Currently, we are on the 20th month on the vesting schedule, and with the token inflation, the SWISE token could be dumped, with a trade off.
By being purely decentralized, permissionless, Rocketpool focuses solely on Ethereum. Arguably they are the best liquid staking product in the market, if you do not compare their market share dominance.
It’s tech advantage, with Staking as a Service, SaaS, will enable bigger players to participate in staking in the most trust minimized and yield generative way, no more centralized risk like the case study of FTX.
Yet, they have been a miniority player for the ETH staking with only 3% market share, but that could be contributed to it having higher fees at 15% compared to Lido’s 10% by being late to the market.
They have proven a worth competitor, as they continue to gain market share, most recently, breaking the $500M TVL mark, their plans to scale and compete with Lido is still a high possibility in 2023.
Find out more in this thread below, it may give you a clear picture of how Rocket pool’s rETH will flip stETH.
The LSD narrative is hinging on Ethereum’s Shanghai upgrade, but I believe it goes just beyond investors finding a place to stake after their locked up ETH is due for an unlock. Instead it provides a viable alternative to grow a particular sector of DeFi, and through LSD, making assets more liquid will indefinitely allow more leg room for DeFi’s potential.
In the case of Lido, where we see millions from VC pilling in, could feed the emergence of centrealized governance ownership which essentially takes control of the blockchain. This is important in light of the fact that not every LS protocol allows the user to retain governance voting rights.
There is also a depegging risk. Many of these derivatives tokens rely the peg with its native token, and any significant imbalance with the native token could lead to an increase in selling pressure a cascading negative effects (as seen with Terra). There are always risks underneath any exciting narrative, be privy to them, enjoy and appreciate the tech but keep those risks at the back of your mind.
[Editor’s Note: This article does not represent financial advice.

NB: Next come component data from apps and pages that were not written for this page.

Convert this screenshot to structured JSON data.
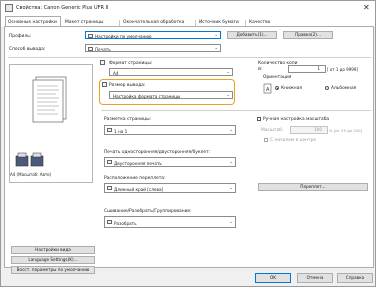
{
  "window": {
    "title": "Свойства: Canon Generic Plus UFR II",
    "close_glyph": "✕"
  },
  "tabs": [
    {
      "label": "Основные настройки"
    },
    {
      "label": "Макет страницы"
    },
    {
      "label": "Окончательная обработка"
    },
    {
      "label": "Источник бумаги"
    },
    {
      "label": "Качество"
    }
  ],
  "profile": {
    "label": "Профиль:",
    "value": "Настройки по умолчанию",
    "add_button": "Добавить(1)...",
    "edit_button": "Правка(2)..."
  },
  "output_method": {
    "label": "Способ вывода:",
    "value": "Печать"
  },
  "preview": {
    "caption": "A4 (Масштаб: Авто)"
  },
  "page_size": {
    "label": "Формат страницы:",
    "value": "A4"
  },
  "output_size": {
    "label": "Размер вывода:",
    "value": "Настройка формата страницы"
  },
  "copies": {
    "label": "Количество копи",
    "label2": "й:",
    "value": "1",
    "range": "[ от 1 до 9999]"
  },
  "orientation": {
    "label": "Ориентация",
    "portrait": "Книжная",
    "landscape": "Альбомная",
    "selected": "portrait"
  },
  "page_layout": {
    "label": "Разметка страницы:",
    "value": "1 на 1"
  },
  "manual_scaling": {
    "label": "Ручная настройка масштаба",
    "scale_label": "Масштаб:",
    "scale_value": "100",
    "scale_range": "% [от 25 до 200]",
    "center_label": "С началом в центре"
  },
  "duplex": {
    "label": "Печать односторонняя/двусторонняя/буклет:",
    "value": "Двусторонняя печать"
  },
  "binding": {
    "label": "Расположение переплета:",
    "value": "Длинный край [слева]",
    "button": "Переплет..."
  },
  "staple": {
    "label": "Сшивание/Разобрать/Группирование:",
    "value": "Разобрать"
  },
  "left_buttons": {
    "view_settings": "Настройки вида",
    "language": "Language Settings(K)...",
    "restore": "Восст. параметры по умолчанию"
  },
  "footer": {
    "ok": "OK",
    "cancel": "Отмена",
    "help": "Справка"
  }
}
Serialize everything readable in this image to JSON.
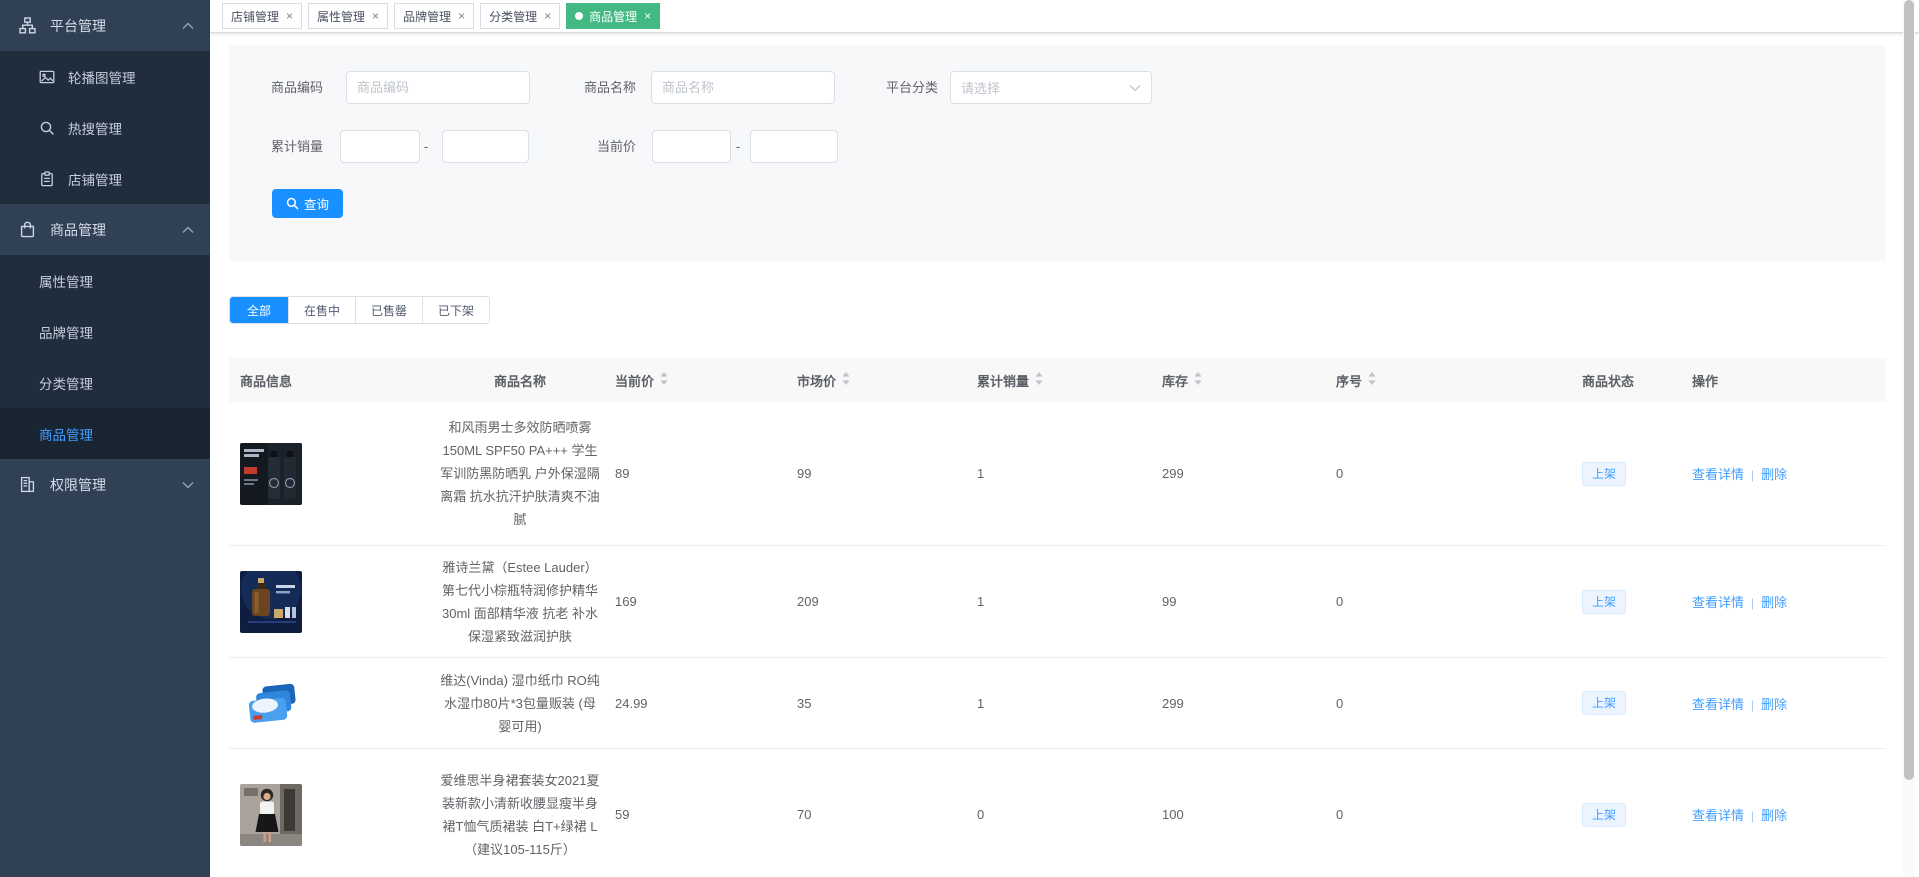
{
  "colors": {
    "accent": "#1890ff",
    "link": "#409eff",
    "active_tag": "#42b983",
    "sidebar_bg": "#304156",
    "submenu_bg": "#1f2d3d",
    "status_tag_text": "#409eff"
  },
  "glyphs": {
    "close": "×",
    "range_separator": "-",
    "action_divider": "|"
  },
  "sidebar": {
    "groups": [
      {
        "label": "平台管理",
        "icon": "sitemap-icon",
        "expanded": true,
        "children": [
          {
            "label": "轮播图管理",
            "icon": "image-icon"
          },
          {
            "label": "热搜管理",
            "icon": "search-icon"
          },
          {
            "label": "店铺管理",
            "icon": "clipboard-icon"
          }
        ]
      },
      {
        "label": "商品管理",
        "icon": "bag-icon",
        "expanded": true,
        "children": [
          {
            "label": "属性管理"
          },
          {
            "label": "品牌管理"
          },
          {
            "label": "分类管理"
          },
          {
            "label": "商品管理",
            "active": true
          }
        ]
      },
      {
        "label": "权限管理",
        "icon": "building-icon",
        "expanded": false,
        "children": []
      }
    ]
  },
  "tags": [
    {
      "label": "店铺管理",
      "active": false
    },
    {
      "label": "属性管理",
      "active": false
    },
    {
      "label": "品牌管理",
      "active": false
    },
    {
      "label": "分类管理",
      "active": false
    },
    {
      "label": "商品管理",
      "active": true
    }
  ],
  "search_form": {
    "code_label": "商品编码",
    "code_placeholder": "商品编码",
    "name_label": "商品名称",
    "name_placeholder": "商品名称",
    "category_label": "平台分类",
    "category_placeholder": "请选择",
    "sales_label": "累计销量",
    "price_label": "当前价",
    "search_button": "查询"
  },
  "filter_tabs": [
    {
      "label": "全部",
      "active": true
    },
    {
      "label": "在售中",
      "active": false
    },
    {
      "label": "已售罄",
      "active": false
    },
    {
      "label": "已下架",
      "active": false
    }
  ],
  "table": {
    "columns": [
      {
        "label": "商品信息",
        "sortable": false
      },
      {
        "label": "商品名称",
        "sortable": false
      },
      {
        "label": "当前价",
        "sortable": true
      },
      {
        "label": "市场价",
        "sortable": true
      },
      {
        "label": "累计销量",
        "sortable": true
      },
      {
        "label": "库存",
        "sortable": true
      },
      {
        "label": "序号",
        "sortable": true
      },
      {
        "label": "商品状态",
        "sortable": false
      },
      {
        "label": "操作",
        "sortable": false
      }
    ],
    "actions": {
      "view": "查看详情",
      "delete": "删除"
    },
    "rows": [
      {
        "image": "sunscreen-spray",
        "name": "和风雨男士多效防晒喷雾150ML SPF50 PA+++ 学生军训防黑防晒乳 户外保湿隔离霜 抗水抗汗护肤清爽不油腻",
        "current_price": "89",
        "market_price": "99",
        "sales": "1",
        "stock": "299",
        "seq": "0",
        "status": "上架"
      },
      {
        "image": "estee-lauder-serum",
        "name": "雅诗兰黛（Estee Lauder）第七代小棕瓶特润修护精华30ml 面部精华液 抗老 补水保湿紧致滋润护肤",
        "current_price": "169",
        "market_price": "209",
        "sales": "1",
        "stock": "99",
        "seq": "0",
        "status": "上架"
      },
      {
        "image": "vinda-wipes",
        "name": "维达(Vinda) 湿巾纸巾 RO纯水湿巾80片*3包量贩装 (母婴可用)",
        "current_price": "24.99",
        "market_price": "35",
        "sales": "1",
        "stock": "299",
        "seq": "0",
        "status": "上架"
      },
      {
        "image": "skirt-suit",
        "name": "爱维思半身裙套装女2021夏装新款小清新收腰显瘦半身裙T恤气质裙装 白T+绿裙 L（建议105-115斤）",
        "current_price": "59",
        "market_price": "70",
        "sales": "0",
        "stock": "100",
        "seq": "0",
        "status": "上架"
      }
    ]
  }
}
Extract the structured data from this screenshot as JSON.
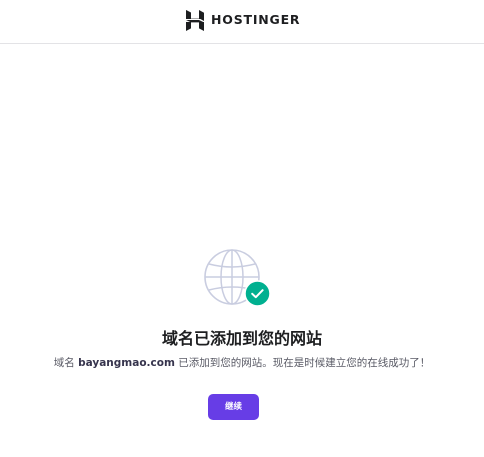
{
  "header": {
    "brand_name": "HOSTINGER",
    "logo_icon": "hostinger-logo-icon"
  },
  "main": {
    "illustration": {
      "globe_icon": "globe-icon",
      "check_icon": "check-circle-icon"
    },
    "title": "域名已添加到您的网站",
    "description": {
      "prefix": "域名 ",
      "domain": "bayangmao.com",
      "suffix": " 已添加到您的网站。现在是时候建立您的在线成功了！"
    },
    "continue_label": "继续"
  },
  "colors": {
    "accent": "#673de6",
    "success": "#00b090",
    "text_dark": "#1d1e20",
    "text_muted": "#5a5b66",
    "globe_stroke": "#c9cde0"
  }
}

Please do your research before investing.]
Featured Image Credit: ChainDebrief